BOOK REVIEW

Links of psychological literacy

The reviewer explains how the anticipated student learning outcome is an important factor for the foundation of a well-rounded psychological curricular

By Thomas F. Cloonan, PhD

"The Psychologically Literate Citizen: Foundations and Global Perspectives"
Edited by Jacquelyn Cranney and Dana S. Dunn
Oxford University Press, 2011, 357 pages
ISBN: 978-0-19-979494-2

We now have a manual that brings to psychology the notion of "psychological literacy." It addresses departmental and curricular planning for enabling students to learn the lifeworld relevancies of psychology. In Chapter 14 of Cranney and Dunn's book, Annie Trapp and Jacqueline Akhurst refer to the term's formal definition:

The term resonates with two criteria in McGovern and colleagues' (2010) definition of psychological literacy, namely "Applying psychological principles to personal, social, and organizational issues in work, relationships, and the broader community" (p. 11) and "Being insightful and reflective about one's own and others' behavior and mental processes" (p. 11). (p. 191)

The 23 chapters of this book examine different dimensions of psychological literacy. The book's exposition on psychological literacy moves the topic up from individual classroom efforts by teachers to a profession-wide explication and application of psychology's relevance to undergraduate students' lifeworlds. The introductory course is the first place for promotion of psychological literacy.

In educational language, the authors view psychological literacy as an anticipated student learning outcome (SLO) in undergraduate education. "SLOs are concrete statements that indicate what students will know or be able to demonstrate once they have completed an activity, a course, or a major . . ." (p. 17). "Know" or "demonstrate" for psychological literacy is with respect to the transfer of psychological findings, theories and principles to the lifeworld.

Institutional and departmental planning is necessary for the accomplishment of psychological literacy in students.
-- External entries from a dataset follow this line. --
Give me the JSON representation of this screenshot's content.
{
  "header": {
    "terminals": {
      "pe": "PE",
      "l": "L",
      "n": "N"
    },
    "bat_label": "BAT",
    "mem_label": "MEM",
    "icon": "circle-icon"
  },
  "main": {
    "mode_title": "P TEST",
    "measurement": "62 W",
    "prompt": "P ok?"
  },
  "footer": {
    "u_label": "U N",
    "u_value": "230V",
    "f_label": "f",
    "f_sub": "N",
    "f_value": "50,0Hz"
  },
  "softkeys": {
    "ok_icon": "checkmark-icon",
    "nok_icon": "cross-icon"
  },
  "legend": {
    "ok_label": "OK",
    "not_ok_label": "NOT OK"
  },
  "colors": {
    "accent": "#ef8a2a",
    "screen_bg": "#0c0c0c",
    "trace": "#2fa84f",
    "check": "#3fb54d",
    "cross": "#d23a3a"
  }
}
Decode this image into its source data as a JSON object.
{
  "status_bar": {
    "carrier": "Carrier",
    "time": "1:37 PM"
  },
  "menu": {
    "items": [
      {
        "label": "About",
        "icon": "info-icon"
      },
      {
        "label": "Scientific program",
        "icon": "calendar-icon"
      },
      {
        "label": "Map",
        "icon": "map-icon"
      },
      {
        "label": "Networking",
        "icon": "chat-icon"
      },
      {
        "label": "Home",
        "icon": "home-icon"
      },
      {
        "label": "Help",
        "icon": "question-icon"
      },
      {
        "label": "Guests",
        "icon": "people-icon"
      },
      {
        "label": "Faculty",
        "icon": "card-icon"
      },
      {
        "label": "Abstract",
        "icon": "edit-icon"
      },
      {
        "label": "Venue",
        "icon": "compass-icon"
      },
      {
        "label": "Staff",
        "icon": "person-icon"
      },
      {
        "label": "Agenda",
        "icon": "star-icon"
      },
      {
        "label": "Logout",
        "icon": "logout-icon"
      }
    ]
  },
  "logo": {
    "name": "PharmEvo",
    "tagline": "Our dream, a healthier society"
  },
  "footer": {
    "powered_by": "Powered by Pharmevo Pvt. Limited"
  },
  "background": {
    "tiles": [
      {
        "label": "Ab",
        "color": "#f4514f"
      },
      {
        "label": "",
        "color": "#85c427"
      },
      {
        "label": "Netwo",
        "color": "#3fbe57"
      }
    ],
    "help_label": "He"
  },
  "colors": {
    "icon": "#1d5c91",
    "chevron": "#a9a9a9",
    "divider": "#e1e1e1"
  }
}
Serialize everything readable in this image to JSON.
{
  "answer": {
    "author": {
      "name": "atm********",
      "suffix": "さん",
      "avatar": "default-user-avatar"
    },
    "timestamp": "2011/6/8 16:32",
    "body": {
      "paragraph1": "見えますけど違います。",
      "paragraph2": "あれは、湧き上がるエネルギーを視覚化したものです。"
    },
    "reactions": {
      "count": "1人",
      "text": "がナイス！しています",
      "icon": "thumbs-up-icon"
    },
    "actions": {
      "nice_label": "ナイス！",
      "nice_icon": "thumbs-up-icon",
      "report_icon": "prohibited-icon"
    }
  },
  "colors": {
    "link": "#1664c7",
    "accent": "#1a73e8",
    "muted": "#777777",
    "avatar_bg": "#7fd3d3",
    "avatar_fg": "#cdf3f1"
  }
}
It is top-down in character. Equally necessary is the bottom-up involvement of students. In Chapter 11, Jacquelyn Cranney and colleagues (11 of them) refer to a priority of student-initiative in the development of SLOs for the psychological literacy of students. "Emphasis is on student-centered, active L&T [learning and teaching] strategies, with progressive development of SLOs and 'real-life' connections being made wherever possible" (p. 148). Student-centered learning is bottom-up engagement of psychological literacy.

The book is primarily directed to educators. Masterfully, it illuminates the top-down development of psychological literacy; that is, the articulation of SLOs, departmental planning, and curricular re-orientations. An elaboration of the bottom-up dimension of student-centered learning would be an excellent companion to this book. I have in mind as focus for such an approach the work of Carl Rogers (1969) on student-centered learning. It remains as radical in 2012 as it was in the year of its original publication. It involves individual contracts drawn up by student and instructor tailoring the course's objectives to individual student lifeworld relevancies within the context of the course's catalogue description.

No review can do this book the justice it deserves. There is so much more within it to discuss. Some of the presented concepts worthy of extended discussion are the global citizen (pp. 96-99), ethical literacy (pp. 41-55), online asynchronous discussion groups (100-101), and the behavior modification example of "applied approach" to teaching psychological literacy (pp. 149-150). The book is "long time coming." Teachers of psychology will find it particularly interesting.

References

McGovern, T. V., Corey, L. A., Cranney, J., Dixon, Jr., W. E., Holmes, J. D., Kuebli, J. E., Ritchey, K., Smith, R. A., & Walker, S. (2010). Psychologically literate citizens. In D. Halpern (Ed.), Undergraduate education in psychology: Blueprint for the discipline's future (pp. 9-27). Washington, D C: American Psychological Association.

Rogers, C. R. (1969). Freedom to learn. Columbus, OH: Charles E. Merrill.